(Page and application data records)
------------------------------------------------------------

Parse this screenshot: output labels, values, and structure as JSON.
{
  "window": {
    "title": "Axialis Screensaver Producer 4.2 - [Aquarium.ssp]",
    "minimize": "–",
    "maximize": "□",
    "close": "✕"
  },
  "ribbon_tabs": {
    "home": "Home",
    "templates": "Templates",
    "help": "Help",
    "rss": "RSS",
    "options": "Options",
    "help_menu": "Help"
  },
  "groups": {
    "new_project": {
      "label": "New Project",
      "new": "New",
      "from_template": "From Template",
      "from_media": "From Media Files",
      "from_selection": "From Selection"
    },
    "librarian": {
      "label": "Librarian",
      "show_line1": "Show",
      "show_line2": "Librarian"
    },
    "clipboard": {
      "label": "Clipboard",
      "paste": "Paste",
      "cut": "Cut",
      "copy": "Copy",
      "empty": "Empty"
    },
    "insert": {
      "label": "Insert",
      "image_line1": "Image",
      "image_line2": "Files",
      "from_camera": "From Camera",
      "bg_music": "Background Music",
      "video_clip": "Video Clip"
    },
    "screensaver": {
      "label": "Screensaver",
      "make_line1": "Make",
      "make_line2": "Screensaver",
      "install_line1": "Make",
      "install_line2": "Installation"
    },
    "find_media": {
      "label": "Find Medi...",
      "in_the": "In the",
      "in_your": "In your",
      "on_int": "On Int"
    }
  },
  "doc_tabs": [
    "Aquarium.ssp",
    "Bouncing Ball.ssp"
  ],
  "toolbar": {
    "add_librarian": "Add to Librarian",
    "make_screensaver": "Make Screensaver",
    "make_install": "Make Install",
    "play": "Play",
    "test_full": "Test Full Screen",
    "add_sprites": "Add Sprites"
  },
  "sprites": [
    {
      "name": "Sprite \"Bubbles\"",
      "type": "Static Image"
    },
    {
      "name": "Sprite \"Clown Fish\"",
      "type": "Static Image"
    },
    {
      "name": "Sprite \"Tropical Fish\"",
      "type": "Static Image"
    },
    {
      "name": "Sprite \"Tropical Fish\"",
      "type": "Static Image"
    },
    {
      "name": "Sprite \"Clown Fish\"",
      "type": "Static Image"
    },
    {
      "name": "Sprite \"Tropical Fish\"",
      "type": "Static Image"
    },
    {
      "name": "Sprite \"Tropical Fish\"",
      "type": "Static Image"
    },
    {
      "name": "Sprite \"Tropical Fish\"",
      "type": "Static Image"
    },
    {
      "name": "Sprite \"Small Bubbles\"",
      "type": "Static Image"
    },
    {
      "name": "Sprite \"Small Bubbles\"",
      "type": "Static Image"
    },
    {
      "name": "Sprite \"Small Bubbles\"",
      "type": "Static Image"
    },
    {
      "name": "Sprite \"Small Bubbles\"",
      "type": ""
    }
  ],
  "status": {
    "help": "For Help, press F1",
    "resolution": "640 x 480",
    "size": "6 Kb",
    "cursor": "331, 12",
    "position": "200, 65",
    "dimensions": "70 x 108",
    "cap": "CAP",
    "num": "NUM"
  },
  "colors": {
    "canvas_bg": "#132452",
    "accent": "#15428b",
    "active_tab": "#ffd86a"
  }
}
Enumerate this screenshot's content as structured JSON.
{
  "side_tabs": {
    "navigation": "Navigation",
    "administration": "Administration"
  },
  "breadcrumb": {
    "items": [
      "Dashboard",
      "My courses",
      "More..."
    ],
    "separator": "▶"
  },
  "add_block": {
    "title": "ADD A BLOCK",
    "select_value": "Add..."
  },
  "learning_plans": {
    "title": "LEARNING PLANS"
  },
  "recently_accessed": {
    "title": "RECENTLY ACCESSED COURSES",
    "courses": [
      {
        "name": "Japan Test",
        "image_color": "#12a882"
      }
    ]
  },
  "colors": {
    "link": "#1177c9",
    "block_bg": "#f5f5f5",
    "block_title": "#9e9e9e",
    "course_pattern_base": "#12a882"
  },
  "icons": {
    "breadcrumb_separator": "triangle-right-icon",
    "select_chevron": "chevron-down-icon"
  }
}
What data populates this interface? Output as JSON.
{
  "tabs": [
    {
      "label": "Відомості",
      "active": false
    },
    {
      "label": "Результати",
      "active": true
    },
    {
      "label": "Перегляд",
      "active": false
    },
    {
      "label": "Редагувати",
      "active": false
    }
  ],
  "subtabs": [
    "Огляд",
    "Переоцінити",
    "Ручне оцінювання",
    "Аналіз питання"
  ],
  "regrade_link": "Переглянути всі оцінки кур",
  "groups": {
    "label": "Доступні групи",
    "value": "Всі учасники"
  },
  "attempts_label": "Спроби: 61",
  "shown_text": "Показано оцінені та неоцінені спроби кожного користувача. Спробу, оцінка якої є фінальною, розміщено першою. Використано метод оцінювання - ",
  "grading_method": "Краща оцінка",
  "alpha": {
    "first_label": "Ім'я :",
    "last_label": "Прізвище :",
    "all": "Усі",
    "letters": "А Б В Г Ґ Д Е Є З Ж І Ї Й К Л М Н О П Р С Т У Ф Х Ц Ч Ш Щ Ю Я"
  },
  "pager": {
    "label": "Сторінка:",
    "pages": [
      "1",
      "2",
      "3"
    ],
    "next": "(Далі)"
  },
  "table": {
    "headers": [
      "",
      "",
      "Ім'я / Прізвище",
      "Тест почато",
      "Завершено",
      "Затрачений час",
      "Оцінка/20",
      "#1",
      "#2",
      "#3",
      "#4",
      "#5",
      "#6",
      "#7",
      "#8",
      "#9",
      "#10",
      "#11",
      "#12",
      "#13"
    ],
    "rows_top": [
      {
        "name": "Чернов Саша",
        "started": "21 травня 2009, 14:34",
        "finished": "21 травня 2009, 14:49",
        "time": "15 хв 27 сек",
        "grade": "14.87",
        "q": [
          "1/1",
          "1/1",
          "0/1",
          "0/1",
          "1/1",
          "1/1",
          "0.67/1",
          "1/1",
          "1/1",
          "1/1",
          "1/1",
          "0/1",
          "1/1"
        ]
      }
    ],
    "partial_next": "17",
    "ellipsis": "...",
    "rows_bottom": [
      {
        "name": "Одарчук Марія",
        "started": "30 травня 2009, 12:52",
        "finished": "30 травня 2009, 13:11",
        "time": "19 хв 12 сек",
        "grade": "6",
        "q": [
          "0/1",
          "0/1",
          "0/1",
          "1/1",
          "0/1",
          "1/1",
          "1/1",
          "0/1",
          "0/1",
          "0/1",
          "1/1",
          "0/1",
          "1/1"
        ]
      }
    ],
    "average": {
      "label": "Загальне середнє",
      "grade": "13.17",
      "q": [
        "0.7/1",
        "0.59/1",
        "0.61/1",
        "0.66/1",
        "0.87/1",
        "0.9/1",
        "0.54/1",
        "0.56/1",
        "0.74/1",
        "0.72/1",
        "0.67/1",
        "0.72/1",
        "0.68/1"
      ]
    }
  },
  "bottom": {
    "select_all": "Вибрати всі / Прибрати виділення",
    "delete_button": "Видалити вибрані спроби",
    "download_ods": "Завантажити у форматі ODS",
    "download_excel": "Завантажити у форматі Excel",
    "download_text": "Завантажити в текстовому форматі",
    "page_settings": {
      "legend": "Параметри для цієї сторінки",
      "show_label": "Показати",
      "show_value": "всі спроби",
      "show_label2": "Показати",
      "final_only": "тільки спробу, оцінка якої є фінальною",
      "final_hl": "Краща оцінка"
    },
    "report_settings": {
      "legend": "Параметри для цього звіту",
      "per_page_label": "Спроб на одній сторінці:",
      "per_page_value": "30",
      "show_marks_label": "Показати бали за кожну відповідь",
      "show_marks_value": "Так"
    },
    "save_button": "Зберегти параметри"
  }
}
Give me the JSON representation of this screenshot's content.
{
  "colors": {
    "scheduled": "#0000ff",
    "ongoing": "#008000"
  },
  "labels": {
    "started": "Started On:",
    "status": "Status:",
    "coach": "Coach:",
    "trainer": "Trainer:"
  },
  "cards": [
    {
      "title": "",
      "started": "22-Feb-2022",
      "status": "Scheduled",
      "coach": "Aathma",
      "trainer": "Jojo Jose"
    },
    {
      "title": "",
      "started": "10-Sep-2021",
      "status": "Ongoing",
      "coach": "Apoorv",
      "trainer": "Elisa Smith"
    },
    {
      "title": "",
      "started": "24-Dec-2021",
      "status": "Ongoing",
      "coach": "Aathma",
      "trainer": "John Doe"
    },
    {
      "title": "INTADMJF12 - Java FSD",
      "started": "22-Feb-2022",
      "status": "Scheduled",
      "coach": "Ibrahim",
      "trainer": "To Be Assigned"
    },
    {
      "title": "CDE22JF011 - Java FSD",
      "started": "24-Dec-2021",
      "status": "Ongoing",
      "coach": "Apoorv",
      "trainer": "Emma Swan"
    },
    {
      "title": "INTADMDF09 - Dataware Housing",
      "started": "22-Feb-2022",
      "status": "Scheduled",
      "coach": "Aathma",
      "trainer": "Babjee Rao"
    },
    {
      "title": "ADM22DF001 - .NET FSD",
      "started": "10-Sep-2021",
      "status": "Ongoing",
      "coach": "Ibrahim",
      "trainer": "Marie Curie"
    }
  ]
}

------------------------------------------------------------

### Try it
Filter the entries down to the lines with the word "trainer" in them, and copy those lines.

### Solved exercise
    "trainer": "Trainer:"
      "trainer": "Jojo Jose"
      "trainer": "Elisa Smith"
      "trainer": "John Doe"
      "trainer": "To Be Assigned"
      "trainer": "Emma Swan"
      "trainer": "Babjee Rao"
      "trainer": "Marie Curie"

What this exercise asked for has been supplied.